on your trip to Turkey:
Turkish Dress Code
You can pretty much wear
what you want in Turkey, but
what you wear determines first
impressions of how you are received. I
recommend that you bring comfortable,
tidy informal clothing and well-broken-in
In the City
Turkish cities, shorts
and T-shirts in
summer are the Mark
of the Tourist. Well,
you are a tourist, right? No problem
wearing shorts for comfort, except
when you visit
mosques. As for Turks,
most of them will be wearing "smart
casual" clothes: sleeved
summer dresses or sleeved top and
skirt for women, short-sleeved
shirt and long trousers for men.
Footwear can be shoes or sandals.
dress neatly as you would to visit
a church (no shorts or sleeveless
tops, and wear socks to walk on the
carpets). For more on this, see Mosque

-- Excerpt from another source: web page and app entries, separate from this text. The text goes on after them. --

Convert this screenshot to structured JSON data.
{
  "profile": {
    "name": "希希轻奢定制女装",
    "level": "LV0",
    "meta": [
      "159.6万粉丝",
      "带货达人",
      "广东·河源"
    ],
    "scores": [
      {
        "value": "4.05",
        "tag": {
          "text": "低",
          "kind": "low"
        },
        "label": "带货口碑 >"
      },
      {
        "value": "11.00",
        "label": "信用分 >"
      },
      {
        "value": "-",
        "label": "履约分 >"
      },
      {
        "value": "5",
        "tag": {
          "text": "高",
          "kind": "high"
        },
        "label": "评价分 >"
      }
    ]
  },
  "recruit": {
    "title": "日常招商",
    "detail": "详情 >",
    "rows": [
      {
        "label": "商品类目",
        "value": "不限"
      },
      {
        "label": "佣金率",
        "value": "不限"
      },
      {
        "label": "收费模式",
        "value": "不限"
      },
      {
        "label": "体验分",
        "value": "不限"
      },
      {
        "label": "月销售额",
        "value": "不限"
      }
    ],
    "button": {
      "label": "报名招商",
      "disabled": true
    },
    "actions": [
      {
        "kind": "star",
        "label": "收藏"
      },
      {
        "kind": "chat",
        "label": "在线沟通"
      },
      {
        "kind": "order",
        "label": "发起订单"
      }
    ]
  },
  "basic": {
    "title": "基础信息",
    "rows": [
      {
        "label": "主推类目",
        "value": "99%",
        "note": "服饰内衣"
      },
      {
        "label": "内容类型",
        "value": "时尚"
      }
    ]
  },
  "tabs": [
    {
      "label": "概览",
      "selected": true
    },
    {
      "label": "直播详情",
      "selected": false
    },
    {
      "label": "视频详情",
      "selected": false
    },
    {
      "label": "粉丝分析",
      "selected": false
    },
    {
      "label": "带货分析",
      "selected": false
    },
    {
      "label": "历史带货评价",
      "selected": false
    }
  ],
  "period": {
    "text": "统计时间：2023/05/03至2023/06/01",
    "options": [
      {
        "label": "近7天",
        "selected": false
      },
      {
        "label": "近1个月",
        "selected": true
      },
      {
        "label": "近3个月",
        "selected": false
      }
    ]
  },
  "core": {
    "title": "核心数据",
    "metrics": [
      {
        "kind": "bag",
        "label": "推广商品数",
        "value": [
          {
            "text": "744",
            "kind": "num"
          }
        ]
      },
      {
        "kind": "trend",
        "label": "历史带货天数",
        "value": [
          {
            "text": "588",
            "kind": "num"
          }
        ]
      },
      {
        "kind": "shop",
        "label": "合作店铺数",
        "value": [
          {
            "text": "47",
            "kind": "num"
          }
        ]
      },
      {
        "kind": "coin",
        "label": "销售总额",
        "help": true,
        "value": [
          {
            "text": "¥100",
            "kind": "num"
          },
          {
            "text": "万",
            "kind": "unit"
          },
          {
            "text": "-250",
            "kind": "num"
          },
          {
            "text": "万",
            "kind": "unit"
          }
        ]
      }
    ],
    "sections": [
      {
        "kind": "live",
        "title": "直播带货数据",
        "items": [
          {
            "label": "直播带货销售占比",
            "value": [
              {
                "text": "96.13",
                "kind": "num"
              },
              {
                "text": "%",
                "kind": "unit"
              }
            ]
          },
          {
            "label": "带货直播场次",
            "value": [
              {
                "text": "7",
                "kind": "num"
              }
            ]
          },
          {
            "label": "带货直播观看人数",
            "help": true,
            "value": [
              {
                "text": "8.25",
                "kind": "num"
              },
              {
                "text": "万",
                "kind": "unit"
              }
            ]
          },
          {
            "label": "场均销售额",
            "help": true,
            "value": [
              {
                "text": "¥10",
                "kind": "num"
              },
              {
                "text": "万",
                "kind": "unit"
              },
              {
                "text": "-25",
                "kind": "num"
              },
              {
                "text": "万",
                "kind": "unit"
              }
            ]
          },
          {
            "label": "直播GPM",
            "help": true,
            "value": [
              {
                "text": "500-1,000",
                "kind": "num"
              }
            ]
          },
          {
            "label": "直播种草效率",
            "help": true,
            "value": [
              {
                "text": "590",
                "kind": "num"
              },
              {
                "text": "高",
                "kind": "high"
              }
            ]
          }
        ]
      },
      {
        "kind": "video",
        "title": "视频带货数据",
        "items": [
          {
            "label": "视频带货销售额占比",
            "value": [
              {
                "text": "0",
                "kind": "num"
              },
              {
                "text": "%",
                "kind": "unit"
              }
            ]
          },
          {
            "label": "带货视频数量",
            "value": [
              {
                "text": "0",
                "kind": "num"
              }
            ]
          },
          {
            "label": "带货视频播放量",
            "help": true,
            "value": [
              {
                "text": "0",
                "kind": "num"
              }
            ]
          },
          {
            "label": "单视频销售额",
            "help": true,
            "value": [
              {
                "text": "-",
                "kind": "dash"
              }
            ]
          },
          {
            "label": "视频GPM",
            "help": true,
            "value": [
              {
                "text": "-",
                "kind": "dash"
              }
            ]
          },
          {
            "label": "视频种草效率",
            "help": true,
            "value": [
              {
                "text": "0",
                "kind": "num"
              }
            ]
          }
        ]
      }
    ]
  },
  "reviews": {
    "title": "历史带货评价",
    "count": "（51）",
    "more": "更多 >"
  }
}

Etiquette and What
Women Should Wear in Turkey.
at dinner is generally "smart
casual," (tidy informal clothes)
though you may want a dress or jacket
in the fancier hotels and restaurants.
At the Beach
Anything goes. At Turkish
beaches, some foreign female visitors
remove their bikini tops while lying
in the sun, but put them on again
to walk around or enter the water. Shorts,
T-shirts and flipflops or bare feet are
normal wear for both Turks and foreigners.
As at the beach, anything goes. Shorts,
T-shirts, sleeveless tops, bikinis,
Speedos.... Bring sunblock, a hat,
soft-soled shoes or flipflops for deck
wear, and your own beach towels for
swimming and sunbathing. Note that
storage aboard most Turquoise
Coast yachts is limited,
so bring soft luggage that
can be folded and stowed after
you've unpacked. More...
Packing for Weather
In spring (April-May) and autumn (October-November)
you may encounter rain, and the
air may be cool or even chilly at
night, but comfortable during the day;
bring a warm jacket or a sweater and
windbreaker. In Northeastern
and Eastern Turkey, prepare for near-winter
conditions. In Southeastern
Turkey there will be little rain,
and warm weather, so pack as for a mild
In summer (June-September)
wear cool cotton clothing,
a hat, and sunblock lotion,
but have a light sweater for cool
evenings. Rain won't be a big problem,
although you may encounter it along
Sea coast and in the East.
In the Southeast,
be prepare for hot, hot weather.
In winter (December-March)
you'll need warm woolen clothing and rain
gear, even though many days will
be sunny. In general, weather is
warmer along the seacoasts and in
coast and Southeast,
cooler at higher elevations.
current Turkish weather,
look at the Turkish
Meterological Service 5-day Forecast (in
—by Tom Brosnahan
it does get cold in Istanbul. Above, the Hippodrome and Blue
Mosque in December:
cold, foggy,...and still magnificent.
Istanbul University students at a café in Beyazıt Square in summer.